Individuals who live with diagnoses of developmental disabilities encounter an array of daily challenges that are often difficult for mainstream individuals to understand. Aging intensifies these challenges, especially in conjunction with a diagnosis of autism, cerebral palsy, Down syndrome, Alzheimer’s, epilepsy, or a behavioral disorder.

There’s an exciting new partnership in Boston, Massachusetts, whose goal is to improve the lives of adults with developmental disabilities. Bay Cove Human Services, a nonprofit that runs group homes for adults with developmental disabilities, recently asked Boston Architectural College to redesign one of its group homes. Since many residents have low language skills, obsessive tendencies, or behavioral issues, when combined with a developmental disability, traditional housing is inadequate. So the idea behind the partnership is that differently designed spaces might alleviate some of the residents’ difficulties, and in the process, improve their lives.

As explained by Mary Jo Cooper, Bay Cove’s VP of Developmental Services, “Design can be part of the treatment plan. It can be as much a treatment as medication or cognitive behavioral therapy.”

Some examples of the partnership design include open cubbies instead of closets with doors. According to research, hoarders may be less likely to accumulate items if they are able to see their possessions as opposed to having them hidden in drawers and closets.

To help residents with memory issues, bedroom doors are painted the same colors as the bedroom walls within.
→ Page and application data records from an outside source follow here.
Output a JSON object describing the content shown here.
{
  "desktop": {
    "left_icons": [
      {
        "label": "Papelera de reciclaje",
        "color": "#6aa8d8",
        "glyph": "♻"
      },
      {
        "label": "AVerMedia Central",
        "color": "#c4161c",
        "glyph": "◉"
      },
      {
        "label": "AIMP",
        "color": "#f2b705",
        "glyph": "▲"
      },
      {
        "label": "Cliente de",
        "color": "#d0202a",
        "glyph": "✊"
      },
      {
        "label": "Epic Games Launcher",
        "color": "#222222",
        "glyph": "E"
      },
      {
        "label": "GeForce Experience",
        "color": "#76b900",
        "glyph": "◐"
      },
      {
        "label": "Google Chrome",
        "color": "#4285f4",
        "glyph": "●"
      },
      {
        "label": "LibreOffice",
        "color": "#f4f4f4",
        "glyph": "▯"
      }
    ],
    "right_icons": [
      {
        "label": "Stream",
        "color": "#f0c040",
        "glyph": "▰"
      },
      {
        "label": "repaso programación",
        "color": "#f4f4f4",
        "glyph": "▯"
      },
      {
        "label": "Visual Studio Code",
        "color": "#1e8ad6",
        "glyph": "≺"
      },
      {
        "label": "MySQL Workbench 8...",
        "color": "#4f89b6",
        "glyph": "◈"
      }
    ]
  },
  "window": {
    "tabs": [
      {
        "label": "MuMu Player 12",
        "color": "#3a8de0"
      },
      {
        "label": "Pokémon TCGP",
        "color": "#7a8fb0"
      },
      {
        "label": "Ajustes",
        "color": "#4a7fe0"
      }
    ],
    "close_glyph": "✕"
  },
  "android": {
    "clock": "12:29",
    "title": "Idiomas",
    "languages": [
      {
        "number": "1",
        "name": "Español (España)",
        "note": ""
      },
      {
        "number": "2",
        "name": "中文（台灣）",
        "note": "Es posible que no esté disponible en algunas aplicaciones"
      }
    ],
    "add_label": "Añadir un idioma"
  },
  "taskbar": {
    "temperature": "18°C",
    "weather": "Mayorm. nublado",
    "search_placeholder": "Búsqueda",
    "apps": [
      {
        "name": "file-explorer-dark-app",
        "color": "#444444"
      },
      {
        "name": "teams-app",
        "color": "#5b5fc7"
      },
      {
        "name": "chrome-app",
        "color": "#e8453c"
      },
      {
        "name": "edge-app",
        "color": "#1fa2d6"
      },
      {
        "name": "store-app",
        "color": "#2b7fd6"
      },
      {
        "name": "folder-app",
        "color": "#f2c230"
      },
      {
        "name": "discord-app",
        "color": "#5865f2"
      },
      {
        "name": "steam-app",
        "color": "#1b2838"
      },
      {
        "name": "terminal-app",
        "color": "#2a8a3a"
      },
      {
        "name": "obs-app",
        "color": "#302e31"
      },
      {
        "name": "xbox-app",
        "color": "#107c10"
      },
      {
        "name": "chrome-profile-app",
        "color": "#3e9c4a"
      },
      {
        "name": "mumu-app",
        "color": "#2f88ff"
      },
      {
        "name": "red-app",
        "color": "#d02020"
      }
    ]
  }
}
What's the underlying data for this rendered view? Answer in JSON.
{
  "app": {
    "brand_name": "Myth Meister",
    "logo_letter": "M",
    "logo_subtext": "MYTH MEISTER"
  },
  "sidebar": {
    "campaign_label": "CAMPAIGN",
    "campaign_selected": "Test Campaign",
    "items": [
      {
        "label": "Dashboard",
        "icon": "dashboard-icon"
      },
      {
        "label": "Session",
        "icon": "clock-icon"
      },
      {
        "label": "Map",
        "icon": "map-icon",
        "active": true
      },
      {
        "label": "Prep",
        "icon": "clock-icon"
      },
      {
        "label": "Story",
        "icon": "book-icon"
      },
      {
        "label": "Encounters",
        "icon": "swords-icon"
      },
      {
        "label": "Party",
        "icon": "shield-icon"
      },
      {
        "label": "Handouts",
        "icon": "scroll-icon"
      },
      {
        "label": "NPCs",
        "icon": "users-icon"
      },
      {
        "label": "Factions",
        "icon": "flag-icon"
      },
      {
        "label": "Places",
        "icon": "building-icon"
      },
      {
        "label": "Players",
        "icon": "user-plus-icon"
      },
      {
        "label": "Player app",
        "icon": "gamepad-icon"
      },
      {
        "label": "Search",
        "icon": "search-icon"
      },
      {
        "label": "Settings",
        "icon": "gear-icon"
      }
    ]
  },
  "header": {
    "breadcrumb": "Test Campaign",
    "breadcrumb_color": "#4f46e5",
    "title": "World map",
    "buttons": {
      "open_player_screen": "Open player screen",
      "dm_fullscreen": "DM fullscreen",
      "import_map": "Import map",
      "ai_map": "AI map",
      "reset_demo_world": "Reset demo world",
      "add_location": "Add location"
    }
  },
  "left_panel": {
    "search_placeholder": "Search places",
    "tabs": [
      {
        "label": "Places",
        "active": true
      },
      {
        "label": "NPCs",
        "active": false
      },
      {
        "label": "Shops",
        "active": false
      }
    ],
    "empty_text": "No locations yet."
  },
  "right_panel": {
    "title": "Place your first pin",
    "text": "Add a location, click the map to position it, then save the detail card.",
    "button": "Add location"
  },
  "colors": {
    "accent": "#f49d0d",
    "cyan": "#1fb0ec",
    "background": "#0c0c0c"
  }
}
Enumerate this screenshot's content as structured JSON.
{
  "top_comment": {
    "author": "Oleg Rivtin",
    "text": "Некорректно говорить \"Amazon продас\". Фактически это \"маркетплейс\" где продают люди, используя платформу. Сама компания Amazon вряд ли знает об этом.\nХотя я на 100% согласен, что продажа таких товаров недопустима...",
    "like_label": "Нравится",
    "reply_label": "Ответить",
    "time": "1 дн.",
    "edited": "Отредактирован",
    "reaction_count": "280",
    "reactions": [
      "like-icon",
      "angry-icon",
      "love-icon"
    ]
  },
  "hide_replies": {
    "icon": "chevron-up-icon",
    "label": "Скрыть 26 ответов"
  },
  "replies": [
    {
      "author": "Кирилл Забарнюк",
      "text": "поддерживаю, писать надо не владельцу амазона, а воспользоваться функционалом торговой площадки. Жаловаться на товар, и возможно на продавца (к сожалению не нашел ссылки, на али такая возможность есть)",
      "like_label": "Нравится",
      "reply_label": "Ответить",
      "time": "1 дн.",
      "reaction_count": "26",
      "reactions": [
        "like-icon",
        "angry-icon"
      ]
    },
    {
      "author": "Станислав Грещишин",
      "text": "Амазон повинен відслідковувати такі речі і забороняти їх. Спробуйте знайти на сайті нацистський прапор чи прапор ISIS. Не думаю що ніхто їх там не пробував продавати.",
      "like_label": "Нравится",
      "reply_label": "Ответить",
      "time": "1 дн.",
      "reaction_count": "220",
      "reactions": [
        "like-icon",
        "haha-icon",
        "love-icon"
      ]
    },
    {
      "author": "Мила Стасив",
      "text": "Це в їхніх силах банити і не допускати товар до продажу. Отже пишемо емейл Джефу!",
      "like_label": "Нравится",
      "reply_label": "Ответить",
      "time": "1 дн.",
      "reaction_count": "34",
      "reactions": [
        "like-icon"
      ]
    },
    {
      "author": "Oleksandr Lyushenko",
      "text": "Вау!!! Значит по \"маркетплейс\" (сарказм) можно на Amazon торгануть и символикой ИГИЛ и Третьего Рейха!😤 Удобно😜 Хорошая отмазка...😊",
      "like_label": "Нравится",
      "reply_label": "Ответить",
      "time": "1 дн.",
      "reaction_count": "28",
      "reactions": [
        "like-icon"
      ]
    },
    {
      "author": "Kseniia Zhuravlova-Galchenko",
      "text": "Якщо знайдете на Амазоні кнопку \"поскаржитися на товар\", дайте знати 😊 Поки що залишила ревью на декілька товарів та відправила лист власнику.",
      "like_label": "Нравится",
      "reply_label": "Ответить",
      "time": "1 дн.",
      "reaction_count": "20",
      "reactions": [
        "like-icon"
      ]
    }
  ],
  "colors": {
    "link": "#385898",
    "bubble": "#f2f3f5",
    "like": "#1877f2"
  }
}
Cooper explained, “Color coordination functions as a subtle cue that this room is yours. […] Some rooms were designed specifically for each individual. We have one guy who’s a Red Sox fan, and the sound panel for his room looks like the Green Monster.”

For residents with anger management issues, soundproof panels were added to their room design. This noise reduction kept other residents calm since they did not hear screaming.

According to Dak Kopec, Director of Boston Architectural College’s Design for Human Health Program, who oversaw the students’ work, “Design can mitigate some behaviors and also bring about contentment and peace.”

Design work will begin this summer, and the fees paid by Bay Cove to Boston Architectural College will be used for scholarships.

To read more about the importance of interior design for people with developmental disabilities, check out these three posts:

—Debbie Laskey